**** INPUT RECORDS ****

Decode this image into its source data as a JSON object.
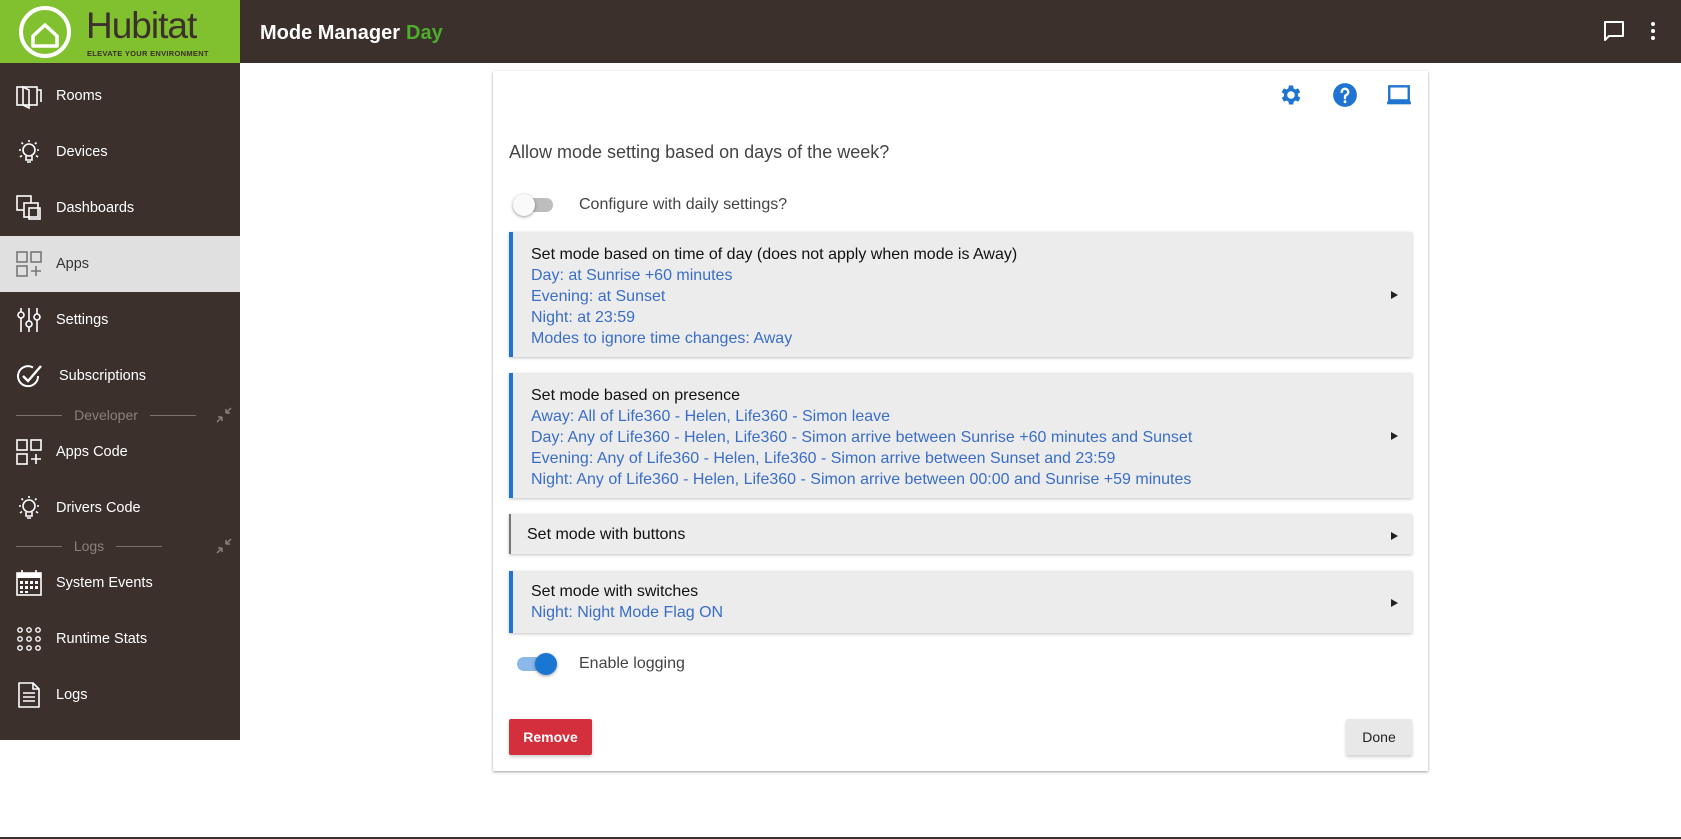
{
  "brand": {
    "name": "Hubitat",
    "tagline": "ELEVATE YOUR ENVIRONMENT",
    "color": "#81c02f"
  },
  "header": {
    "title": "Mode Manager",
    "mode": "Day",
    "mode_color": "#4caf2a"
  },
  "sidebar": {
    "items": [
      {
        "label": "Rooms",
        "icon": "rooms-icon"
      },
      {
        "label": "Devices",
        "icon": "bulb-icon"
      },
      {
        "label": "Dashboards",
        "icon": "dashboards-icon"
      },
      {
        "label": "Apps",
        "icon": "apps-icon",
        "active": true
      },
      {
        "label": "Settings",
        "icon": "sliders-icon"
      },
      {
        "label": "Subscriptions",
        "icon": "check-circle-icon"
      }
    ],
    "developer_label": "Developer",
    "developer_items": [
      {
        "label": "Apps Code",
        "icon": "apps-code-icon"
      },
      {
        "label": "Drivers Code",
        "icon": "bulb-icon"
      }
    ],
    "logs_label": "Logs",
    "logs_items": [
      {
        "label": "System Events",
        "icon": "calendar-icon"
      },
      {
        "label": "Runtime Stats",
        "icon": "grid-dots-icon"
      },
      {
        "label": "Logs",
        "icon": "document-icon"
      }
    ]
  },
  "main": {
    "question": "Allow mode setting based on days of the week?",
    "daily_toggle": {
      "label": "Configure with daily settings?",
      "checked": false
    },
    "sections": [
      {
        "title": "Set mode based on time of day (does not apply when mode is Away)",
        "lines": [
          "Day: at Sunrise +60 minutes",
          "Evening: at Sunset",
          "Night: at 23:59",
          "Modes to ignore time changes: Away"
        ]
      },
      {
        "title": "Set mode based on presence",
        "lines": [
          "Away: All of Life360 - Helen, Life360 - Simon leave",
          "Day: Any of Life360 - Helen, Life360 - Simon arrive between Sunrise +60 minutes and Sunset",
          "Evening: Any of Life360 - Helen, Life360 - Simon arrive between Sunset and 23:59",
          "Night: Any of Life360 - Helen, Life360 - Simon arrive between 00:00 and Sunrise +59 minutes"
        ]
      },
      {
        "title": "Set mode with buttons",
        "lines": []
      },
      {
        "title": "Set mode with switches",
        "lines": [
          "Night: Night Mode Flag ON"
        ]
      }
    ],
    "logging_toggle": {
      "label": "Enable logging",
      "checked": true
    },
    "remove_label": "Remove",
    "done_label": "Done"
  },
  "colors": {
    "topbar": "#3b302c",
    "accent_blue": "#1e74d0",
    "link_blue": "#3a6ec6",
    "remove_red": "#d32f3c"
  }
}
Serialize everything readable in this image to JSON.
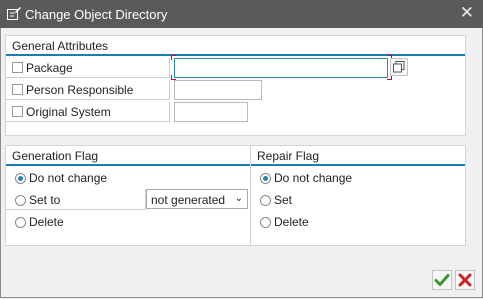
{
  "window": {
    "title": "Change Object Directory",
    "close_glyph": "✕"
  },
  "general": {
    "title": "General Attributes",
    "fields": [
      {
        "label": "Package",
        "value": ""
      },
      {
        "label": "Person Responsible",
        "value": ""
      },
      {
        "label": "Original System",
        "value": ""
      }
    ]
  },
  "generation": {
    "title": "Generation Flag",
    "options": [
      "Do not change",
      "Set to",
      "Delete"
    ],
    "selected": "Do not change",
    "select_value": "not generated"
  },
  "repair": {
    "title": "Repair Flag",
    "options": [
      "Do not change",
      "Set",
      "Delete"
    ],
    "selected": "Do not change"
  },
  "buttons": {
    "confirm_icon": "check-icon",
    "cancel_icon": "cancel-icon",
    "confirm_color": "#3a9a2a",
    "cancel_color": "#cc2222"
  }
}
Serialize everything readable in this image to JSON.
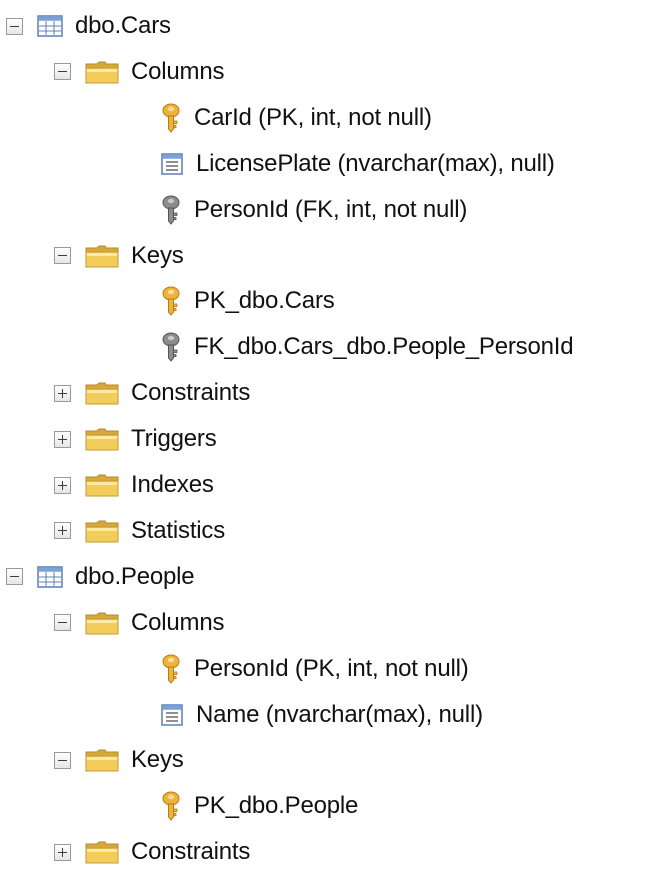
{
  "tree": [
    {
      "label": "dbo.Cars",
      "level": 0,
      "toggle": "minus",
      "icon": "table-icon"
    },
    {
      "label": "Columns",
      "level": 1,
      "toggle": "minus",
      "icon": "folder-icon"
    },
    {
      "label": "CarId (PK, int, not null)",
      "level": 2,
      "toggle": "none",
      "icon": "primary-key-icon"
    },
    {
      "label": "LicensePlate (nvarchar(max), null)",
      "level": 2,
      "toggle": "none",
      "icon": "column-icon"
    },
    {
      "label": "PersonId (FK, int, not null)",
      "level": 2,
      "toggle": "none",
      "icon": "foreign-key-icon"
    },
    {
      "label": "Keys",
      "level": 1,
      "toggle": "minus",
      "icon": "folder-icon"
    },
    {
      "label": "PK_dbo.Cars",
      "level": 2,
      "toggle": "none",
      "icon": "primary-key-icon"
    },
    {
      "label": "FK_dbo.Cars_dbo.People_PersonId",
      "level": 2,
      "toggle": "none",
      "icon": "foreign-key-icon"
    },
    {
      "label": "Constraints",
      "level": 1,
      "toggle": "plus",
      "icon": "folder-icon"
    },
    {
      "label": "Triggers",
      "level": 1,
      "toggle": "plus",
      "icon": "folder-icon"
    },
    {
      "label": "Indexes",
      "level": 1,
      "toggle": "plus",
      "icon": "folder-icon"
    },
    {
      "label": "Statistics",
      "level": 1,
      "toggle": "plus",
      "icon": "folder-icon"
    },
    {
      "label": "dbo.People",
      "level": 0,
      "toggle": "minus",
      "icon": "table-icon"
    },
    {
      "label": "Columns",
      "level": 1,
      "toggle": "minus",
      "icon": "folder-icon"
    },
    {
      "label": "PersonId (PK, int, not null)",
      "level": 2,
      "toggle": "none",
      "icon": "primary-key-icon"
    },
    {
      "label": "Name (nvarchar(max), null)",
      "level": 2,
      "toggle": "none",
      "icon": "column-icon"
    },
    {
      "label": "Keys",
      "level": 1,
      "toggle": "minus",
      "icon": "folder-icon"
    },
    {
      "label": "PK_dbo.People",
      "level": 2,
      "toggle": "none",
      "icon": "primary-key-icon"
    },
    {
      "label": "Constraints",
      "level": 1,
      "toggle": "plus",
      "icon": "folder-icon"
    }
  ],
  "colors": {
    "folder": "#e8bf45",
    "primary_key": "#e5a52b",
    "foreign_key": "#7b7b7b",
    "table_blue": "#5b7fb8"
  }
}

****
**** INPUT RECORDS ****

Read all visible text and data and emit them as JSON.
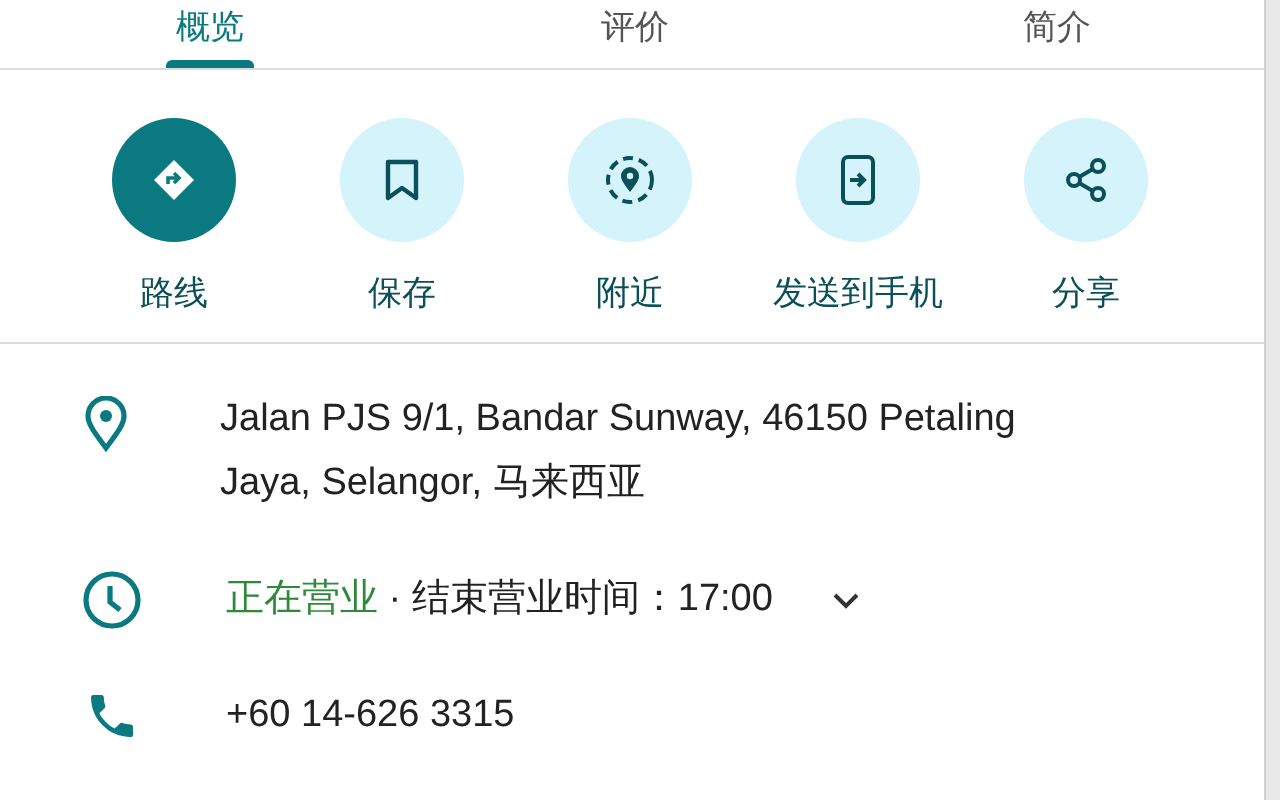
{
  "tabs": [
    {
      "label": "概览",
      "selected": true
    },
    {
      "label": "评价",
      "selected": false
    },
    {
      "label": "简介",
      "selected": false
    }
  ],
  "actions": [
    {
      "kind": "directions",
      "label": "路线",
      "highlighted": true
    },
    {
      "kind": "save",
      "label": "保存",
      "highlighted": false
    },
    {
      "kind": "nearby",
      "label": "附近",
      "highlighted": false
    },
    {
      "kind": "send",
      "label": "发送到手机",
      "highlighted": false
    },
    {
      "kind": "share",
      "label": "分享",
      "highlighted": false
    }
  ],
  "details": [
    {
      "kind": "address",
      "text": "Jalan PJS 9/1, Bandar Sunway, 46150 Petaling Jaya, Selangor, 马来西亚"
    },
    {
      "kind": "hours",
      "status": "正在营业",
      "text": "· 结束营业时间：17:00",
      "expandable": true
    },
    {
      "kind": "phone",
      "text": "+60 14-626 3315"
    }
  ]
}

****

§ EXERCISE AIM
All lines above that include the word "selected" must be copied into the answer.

§ SOLUTION
    "selected": "Do not change",
    "selected": "Do not change"
      "selected": true
      "selected": false
      "selected": false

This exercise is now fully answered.